- _Your task_
Write out every record below exactly as it stands, leaving the pictures out.

Segment Start: The input

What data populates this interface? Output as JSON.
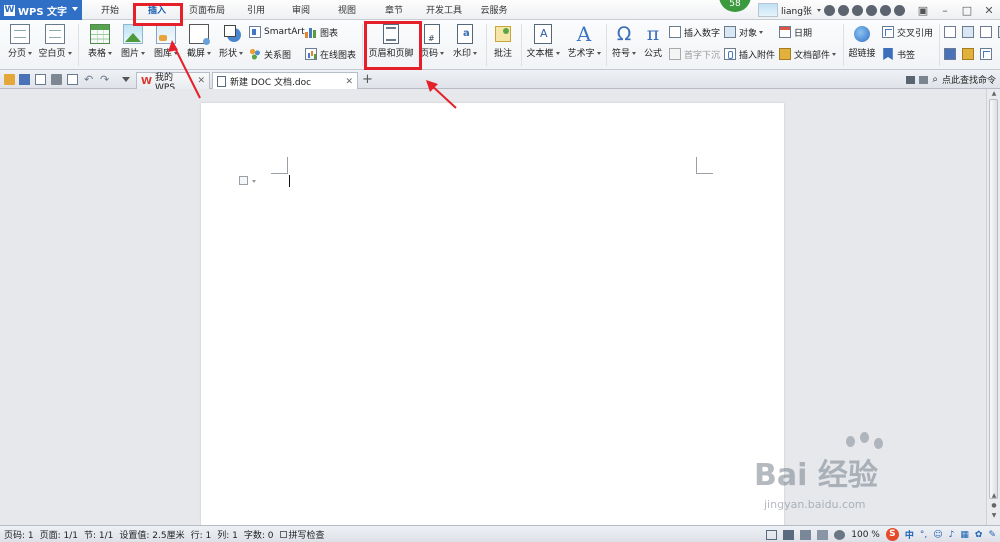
{
  "app": {
    "name": "WPS 文字",
    "logo_letter": "W"
  },
  "menu": {
    "tabs": [
      {
        "label": "开始"
      },
      {
        "label": "插入"
      },
      {
        "label": "页面布局"
      },
      {
        "label": "引用"
      },
      {
        "label": "审阅"
      },
      {
        "label": "视图"
      },
      {
        "label": "章节"
      },
      {
        "label": "开发工具"
      },
      {
        "label": "云服务"
      }
    ],
    "active_tab": "插入",
    "badge": "58",
    "user": "liang张"
  },
  "ribbon": {
    "page_break": "分页",
    "blank_page": "空白页",
    "table": "表格",
    "picture": "图片",
    "gallery": "图库",
    "screenshot": "截屏",
    "shape": "形状",
    "smartart": "SmartArt",
    "chart": "图表",
    "relation_chart": "关系图",
    "online_chart": "在线图表",
    "header_footer": "页眉和页脚",
    "page_number": "页码",
    "watermark": "水印",
    "comment": "批注",
    "text_box": "文本框",
    "word_art": "艺术字",
    "symbol": "符号",
    "formula": "公式",
    "insert_number": "插入数字",
    "object": "对象",
    "drop_cap": "首字下沉",
    "insert_attachment": "插入附件",
    "date": "日期",
    "document_parts": "文档部件",
    "hyperlink": "超链接",
    "cross_reference": "交叉引用",
    "bookmark": "书签"
  },
  "tabbar": {
    "tabs": [
      {
        "label": "我的WPS"
      },
      {
        "label": "新建 DOC 文档.doc"
      }
    ],
    "new_tab": "+",
    "find_command": "点此查找命令"
  },
  "status": {
    "page_num": "页码: 1",
    "page": "页面: 1/1",
    "section": "节: 1/1",
    "setting": "设置值: 2.5厘米",
    "row": "行: 1",
    "col": "列: 1",
    "word_count": "字数: 0",
    "spell_check": "拼写检查",
    "zoom": "100 %",
    "ime": "中"
  },
  "watermark": {
    "brand": "Bai 经验",
    "url": "jingyan.baidu.com"
  },
  "colors": {
    "accent": "#2f6fc6",
    "highlight": "#e5202a",
    "badge": "#3c9a3e"
  }
}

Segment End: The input

- _The completed task_
What data populates this interface? Output as JSON.
{
  "app": {
    "name": "WPS 文字",
    "logo_letter": "W"
  },
  "menu": {
    "tabs": [
      {
        "label": "开始"
      },
      {
        "label": "插入"
      },
      {
        "label": "页面布局"
      },
      {
        "label": "引用"
      },
      {
        "label": "审阅"
      },
      {
        "label": "视图"
      },
      {
        "label": "章节"
      },
      {
        "label": "开发工具"
      },
      {
        "label": "云服务"
      }
    ],
    "active_tab": "插入",
    "badge": "58",
    "user": "liang张"
  },
  "ribbon": {
    "page_break": "分页",
    "blank_page": "空白页",
    "table": "表格",
    "picture": "图片",
    "gallery": "图库",
    "screenshot": "截屏",
    "shape": "形状",
    "smartart": "SmartArt",
    "chart": "图表",
    "relation_chart": "关系图",
    "online_chart": "在线图表",
    "header_footer": "页眉和页脚",
    "page_number": "页码",
    "watermark": "水印",
    "comment": "批注",
    "text_box": "文本框",
    "word_art": "艺术字",
    "symbol": "符号",
    "formula": "公式",
    "insert_number": "插入数字",
    "object": "对象",
    "drop_cap": "首字下沉",
    "insert_attachment": "插入附件",
    "date": "日期",
    "document_parts": "文档部件",
    "hyperlink": "超链接",
    "cross_reference": "交叉引用",
    "bookmark": "书签"
  },
  "tabbar": {
    "tabs": [
      {
        "label": "我的WPS"
      },
      {
        "label": "新建 DOC 文档.doc"
      }
    ],
    "new_tab": "+",
    "find_command": "点此查找命令"
  },
  "status": {
    "page_num": "页码: 1",
    "page": "页面: 1/1",
    "section": "节: 1/1",
    "setting": "设置值: 2.5厘米",
    "row": "行: 1",
    "col": "列: 1",
    "word_count": "字数: 0",
    "spell_check": "拼写检查",
    "zoom": "100 %",
    "ime": "中"
  },
  "watermark": {
    "brand": "Bai 经验",
    "url": "jingyan.baidu.com"
  },
  "colors": {
    "accent": "#2f6fc6",
    "highlight": "#e5202a",
    "badge": "#3c9a3e"
  }
}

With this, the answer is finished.